Page and application data records:
§
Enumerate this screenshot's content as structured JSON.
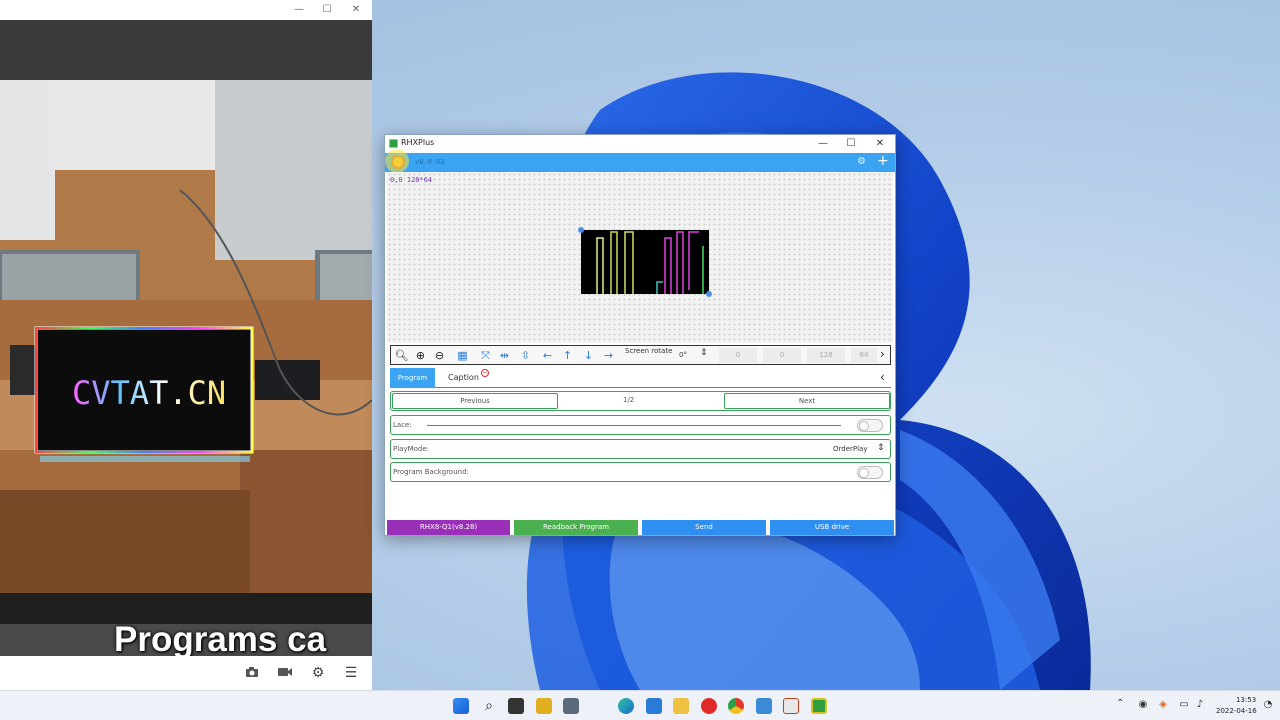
{
  "camera_window": {
    "caption": "Programs ca",
    "led_sign_text": "CVTAT.CN",
    "tools": [
      {
        "icon": "camera-icon"
      },
      {
        "icon": "video-camera-icon"
      },
      {
        "icon": "gear-icon"
      },
      {
        "icon": "menu-icon"
      }
    ]
  },
  "rhx": {
    "title": "RHXPlus",
    "version": "v8.0.63",
    "canvas_coords": "0,0 128*64",
    "toolbar": {
      "screen_rotate_label": "Screen rotate",
      "rotate_value": "0°",
      "fields": [
        "0",
        "0",
        "128",
        "64"
      ]
    },
    "tabs": {
      "program": "Program",
      "caption": "Caption"
    },
    "pager": {
      "previous": "Previous",
      "page": "1/2",
      "next": "Next"
    },
    "lace_label": "Lace:",
    "playmode_label": "PlayMode:",
    "playmode_value": "OrderPlay",
    "program_background_label": "Program Background:",
    "buttons": {
      "device": "RHX8-Q1(v8.28)",
      "readback": "Readback Program",
      "send": "Send",
      "usb": "USB drive"
    },
    "colors": {
      "accent": "#3aa4f2",
      "device": "#9b30b8",
      "readback": "#4bb04f",
      "send": "#2f8ff0",
      "usb": "#2f8ff0"
    }
  },
  "taskbar": {
    "time": "13:53",
    "date": "2022-04-16",
    "apps": [
      "start-icon",
      "search-icon",
      "task-view-icon",
      "paint-icon",
      "calculator-icon",
      "edge-icon",
      "mail-icon",
      "file-explorer-icon",
      "opera-icon",
      "chrome-icon",
      "app-icon",
      "pdf-icon",
      "rhxplus-icon"
    ]
  }
}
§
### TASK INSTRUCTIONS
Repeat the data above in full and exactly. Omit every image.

### EXPECTED ANSWER
Enumerate this screenshot's content as structured JSON.
{
  "camera_window": {
    "caption": "Programs ca",
    "led_sign_text": "CVTAT.CN",
    "tools": [
      {
        "icon": "camera-icon"
      },
      {
        "icon": "video-camera-icon"
      },
      {
        "icon": "gear-icon"
      },
      {
        "icon": "menu-icon"
      }
    ]
  },
  "rhx": {
    "title": "RHXPlus",
    "version": "v8.0.63",
    "canvas_coords": "0,0 128*64",
    "toolbar": {
      "screen_rotate_label": "Screen rotate",
      "rotate_value": "0°",
      "fields": [
        "0",
        "0",
        "128",
        "64"
      ]
    },
    "tabs": {
      "program": "Program",
      "caption": "Caption"
    },
    "pager": {
      "previous": "Previous",
      "page": "1/2",
      "next": "Next"
    },
    "lace_label": "Lace:",
    "playmode_label": "PlayMode:",
    "playmode_value": "OrderPlay",
    "program_background_label": "Program Background:",
    "buttons": {
      "device": "RHX8-Q1(v8.28)",
      "readback": "Readback Program",
      "send": "Send",
      "usb": "USB drive"
    },
    "colors": {
      "accent": "#3aa4f2",
      "device": "#9b30b8",
      "readback": "#4bb04f",
      "send": "#2f8ff0",
      "usb": "#2f8ff0"
    }
  },
  "taskbar": {
    "time": "13:53",
    "date": "2022-04-16",
    "apps": [
      "start-icon",
      "search-icon",
      "task-view-icon",
      "paint-icon",
      "calculator-icon",
      "edge-icon",
      "mail-icon",
      "file-explorer-icon",
      "opera-icon",
      "chrome-icon",
      "app-icon",
      "pdf-icon",
      "rhxplus-icon"
    ]
  }
}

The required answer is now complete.